Sure, many leading firms have embraced technology and are reaping the benefits. But much of the industry remains in spreadsheet hell. The need for efficiency certainly hasn’t been imperative enough to prompt change. Nor has the need for increased control, which has been masked by adding layer upon layer of manual checks and balances.

It’s not that the need for change hasn’t received lip service. For the past five years, Confluence has conducted three separate industry surveys to assess sentiments over key industry issues– the most recent in the fall of 2014. With each survey, six out of 10 respondents cited replacing manual processes with automated technology as their top priority.

Seems like the movie Groundhog Day – reliving the same scenario with the same results again, and again and again. Year after year, respondents indicate that they plan to eliminate spreadsheets and replace them with automation, yet never quite execute on the aspiration.

But with our most recent survey, we’re convinced that replacing manual processes with automated technology really is the top priority this time and that the industry is finally serious about making a change.

Why now, but not before? Urgency, that’s why. That urgency is being driven by escalating regulatory and client demand for a daunting level of data-driven transparency which simply can’t be met with spreadsheets. Our survey found that replacing manual processes with automated technology ranked first as the most important goal in the back-office while managing the increased demand for regulatory and investor reporting ranked second.

The active regulatory environment of the last few years has led to a flood of new data and technology solutions for asset managers as they have had to adopt and manage new requirements for the business. Regulatory change has been so drastic, according to an Ernst & Young global survey which cited regulatory compliance as the top industry concern, that firms are being forced to adopt a more strategic approach to managing data and technology in order to grow the business.

And more is to come. As reported by Ignites in December, SEC Commission chairwoman Mary Jo White has said the commission is doing a comprehensive review of the mutual fund industry and that the SEC must reform the ’40 Act in 2015 and that one of the three key areas for rule-making is enhancing data reporting.

Our Confluence poll also revealed a related and paramount sentiment that concern over errors has nearly tripled since 2010 when just 7 percent said their top concern was reporting errors – rising to 19 percent. Overall, 94% said they are concerned (62% say they are extremely or very concerned) that manual processes might affect their ability to control errors in the back-office, compared to 85% in 2010.

So has the time finally come to eradicate spreadsheets in the back-office in favor of transparency and control? Consider this sampling of painstaking reasons why:  Form PF, Form CPO-PQR, AIFMD, Solvency II, Form N-MFP and many others like the above mentioned enhanced fund reporting requirements looming on the regulatory horizon.

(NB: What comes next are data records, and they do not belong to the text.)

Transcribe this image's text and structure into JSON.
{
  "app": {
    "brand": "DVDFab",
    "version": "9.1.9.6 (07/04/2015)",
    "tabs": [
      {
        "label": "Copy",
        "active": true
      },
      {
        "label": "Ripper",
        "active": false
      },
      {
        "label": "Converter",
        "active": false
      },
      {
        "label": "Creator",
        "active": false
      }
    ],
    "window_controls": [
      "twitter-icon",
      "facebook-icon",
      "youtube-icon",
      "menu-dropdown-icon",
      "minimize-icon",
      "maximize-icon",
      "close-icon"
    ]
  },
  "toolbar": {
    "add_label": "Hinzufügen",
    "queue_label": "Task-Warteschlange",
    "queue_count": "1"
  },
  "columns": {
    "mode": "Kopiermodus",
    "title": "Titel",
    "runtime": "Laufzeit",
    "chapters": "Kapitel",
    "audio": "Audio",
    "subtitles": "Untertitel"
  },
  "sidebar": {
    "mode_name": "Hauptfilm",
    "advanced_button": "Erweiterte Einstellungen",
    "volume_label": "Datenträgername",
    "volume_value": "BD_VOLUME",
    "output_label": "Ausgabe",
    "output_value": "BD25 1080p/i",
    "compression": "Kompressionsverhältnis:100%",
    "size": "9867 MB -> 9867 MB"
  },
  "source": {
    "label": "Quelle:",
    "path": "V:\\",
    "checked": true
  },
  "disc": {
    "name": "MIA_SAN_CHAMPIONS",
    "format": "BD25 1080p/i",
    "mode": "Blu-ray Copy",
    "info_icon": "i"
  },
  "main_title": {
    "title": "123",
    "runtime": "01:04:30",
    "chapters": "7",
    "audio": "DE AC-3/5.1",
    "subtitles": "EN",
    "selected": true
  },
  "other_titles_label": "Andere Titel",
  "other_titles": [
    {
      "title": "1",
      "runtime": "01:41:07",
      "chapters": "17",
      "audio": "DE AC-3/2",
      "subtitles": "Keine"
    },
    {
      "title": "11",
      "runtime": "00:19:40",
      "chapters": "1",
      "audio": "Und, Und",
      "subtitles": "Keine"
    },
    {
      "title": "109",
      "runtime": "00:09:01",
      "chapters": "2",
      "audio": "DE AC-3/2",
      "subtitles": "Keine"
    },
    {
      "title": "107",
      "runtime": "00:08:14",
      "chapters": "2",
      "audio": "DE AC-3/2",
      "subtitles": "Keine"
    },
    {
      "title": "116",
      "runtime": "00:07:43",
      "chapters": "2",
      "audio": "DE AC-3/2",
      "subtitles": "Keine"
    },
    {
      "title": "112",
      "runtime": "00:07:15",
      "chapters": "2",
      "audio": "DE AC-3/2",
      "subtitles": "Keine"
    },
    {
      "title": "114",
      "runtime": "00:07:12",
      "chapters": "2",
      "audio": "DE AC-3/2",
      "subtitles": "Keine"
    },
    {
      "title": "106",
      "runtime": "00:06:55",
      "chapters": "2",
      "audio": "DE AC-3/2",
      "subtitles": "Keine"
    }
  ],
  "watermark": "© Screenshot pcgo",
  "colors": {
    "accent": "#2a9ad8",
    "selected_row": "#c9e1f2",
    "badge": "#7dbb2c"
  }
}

To learn more about 13f-2 watch our webinar replay Part 1: Unpacking the SEC's New Disclosure Rules for Shareholders
Join us for Part 2: Operationalizing the SEC's New Disclosure Rules, for Shareholders on December 12.